__Input records__.
::::::::::
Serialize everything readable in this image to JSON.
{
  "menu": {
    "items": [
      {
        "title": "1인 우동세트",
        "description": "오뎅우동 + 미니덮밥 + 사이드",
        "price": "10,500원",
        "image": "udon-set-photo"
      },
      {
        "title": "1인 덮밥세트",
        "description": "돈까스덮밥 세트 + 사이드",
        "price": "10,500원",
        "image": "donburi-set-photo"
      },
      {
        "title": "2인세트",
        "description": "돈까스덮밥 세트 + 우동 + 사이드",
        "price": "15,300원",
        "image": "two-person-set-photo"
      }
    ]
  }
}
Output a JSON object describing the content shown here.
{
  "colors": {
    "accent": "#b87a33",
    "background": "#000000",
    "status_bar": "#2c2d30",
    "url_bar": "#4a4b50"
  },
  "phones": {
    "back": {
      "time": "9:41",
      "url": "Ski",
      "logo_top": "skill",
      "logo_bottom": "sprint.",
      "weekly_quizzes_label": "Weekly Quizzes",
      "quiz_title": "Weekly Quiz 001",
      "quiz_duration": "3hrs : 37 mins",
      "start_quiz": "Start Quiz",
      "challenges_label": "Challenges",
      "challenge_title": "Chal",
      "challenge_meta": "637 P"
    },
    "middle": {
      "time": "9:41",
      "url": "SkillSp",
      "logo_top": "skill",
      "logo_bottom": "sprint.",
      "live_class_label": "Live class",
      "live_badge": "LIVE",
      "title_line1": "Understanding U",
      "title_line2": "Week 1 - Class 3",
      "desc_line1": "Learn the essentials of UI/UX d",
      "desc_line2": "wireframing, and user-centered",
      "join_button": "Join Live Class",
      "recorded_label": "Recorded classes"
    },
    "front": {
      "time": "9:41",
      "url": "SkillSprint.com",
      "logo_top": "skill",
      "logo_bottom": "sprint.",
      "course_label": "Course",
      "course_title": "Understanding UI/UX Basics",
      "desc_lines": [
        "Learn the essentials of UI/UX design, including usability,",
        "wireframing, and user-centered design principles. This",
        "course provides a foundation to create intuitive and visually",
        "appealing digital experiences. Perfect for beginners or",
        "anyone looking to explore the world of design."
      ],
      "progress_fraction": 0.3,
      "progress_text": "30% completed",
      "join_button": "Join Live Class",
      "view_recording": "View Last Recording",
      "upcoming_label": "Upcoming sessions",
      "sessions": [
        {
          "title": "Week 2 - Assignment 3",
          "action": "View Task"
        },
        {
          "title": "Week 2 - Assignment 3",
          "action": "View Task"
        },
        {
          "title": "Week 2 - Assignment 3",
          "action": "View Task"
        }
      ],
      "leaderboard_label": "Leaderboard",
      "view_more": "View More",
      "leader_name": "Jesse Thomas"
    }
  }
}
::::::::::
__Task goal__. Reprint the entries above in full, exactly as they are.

__Task result__.
Serialize everything readable in this image to JSON.
{
  "menu": {
    "items": [
      {
        "title": "1인 우동세트",
        "description": "오뎅우동 + 미니덮밥 + 사이드",
        "price": "10,500원",
        "image": "udon-set-photo"
      },
      {
        "title": "1인 덮밥세트",
        "description": "돈까스덮밥 세트 + 사이드",
        "price": "10,500원",
        "image": "donburi-set-photo"
      },
      {
        "title": "2인세트",
        "description": "돈까스덮밥 세트 + 우동 + 사이드",
        "price": "15,300원",
        "image": "two-person-set-photo"
      }
    ]
  }
}
Output a JSON object describing the content shown here.
{
  "colors": {
    "accent": "#b87a33",
    "background": "#000000",
    "status_bar": "#2c2d30",
    "url_bar": "#4a4b50"
  },
  "phones": {
    "back": {
      "time": "9:41",
      "url": "Ski",
      "logo_top": "skill",
      "logo_bottom": "sprint.",
      "weekly_quizzes_label": "Weekly Quizzes",
      "quiz_title": "Weekly Quiz 001",
      "quiz_duration": "3hrs : 37 mins",
      "start_quiz": "Start Quiz",
      "challenges_label": "Challenges",
      "challenge_title": "Chal",
      "challenge_meta": "637 P"
    },
    "middle": {
      "time": "9:41",
      "url": "SkillSp",
      "logo_top": "skill",
      "logo_bottom": "sprint.",
      "live_class_label": "Live class",
      "live_badge": "LIVE",
      "title_line1": "Understanding U",
      "title_line2": "Week 1 - Class 3",
      "desc_line1": "Learn the essentials of UI/UX d",
      "desc_line2": "wireframing, and user-centered",
      "join_button": "Join Live Class",
      "recorded_label": "Recorded classes"
    },
    "front": {
      "time": "9:41",
      "url": "SkillSprint.com",
      "logo_top": "skill",
      "logo_bottom": "sprint.",
      "course_label": "Course",
      "course_title": "Understanding UI/UX Basics",
      "desc_lines": [
        "Learn the essentials of UI/UX design, including usability,",
        "wireframing, and user-centered design principles. This",
        "course provides a foundation to create intuitive and visually",
        "appealing digital experiences. Perfect for beginners or",
        "anyone looking to explore the world of design."
      ],
      "progress_fraction": 0.3,
      "progress_text": "30% completed",
      "join_button": "Join Live Class",
      "view_recording": "View Last Recording",
      "upcoming_label": "Upcoming sessions",
      "sessions": [
        {
          "title": "Week 2 - Assignment 3",
          "action": "View Task"
        },
        {
          "title": "Week 2 - Assignment 3",
          "action": "View Task"
        },
        {
          "title": "Week 2 - Assignment 3",
          "action": "View Task"
        }
      ],
      "leaderboard_label": "Leaderboard",
      "view_more": "View More",
      "leader_name": "Jesse Thomas"
    }
  }
}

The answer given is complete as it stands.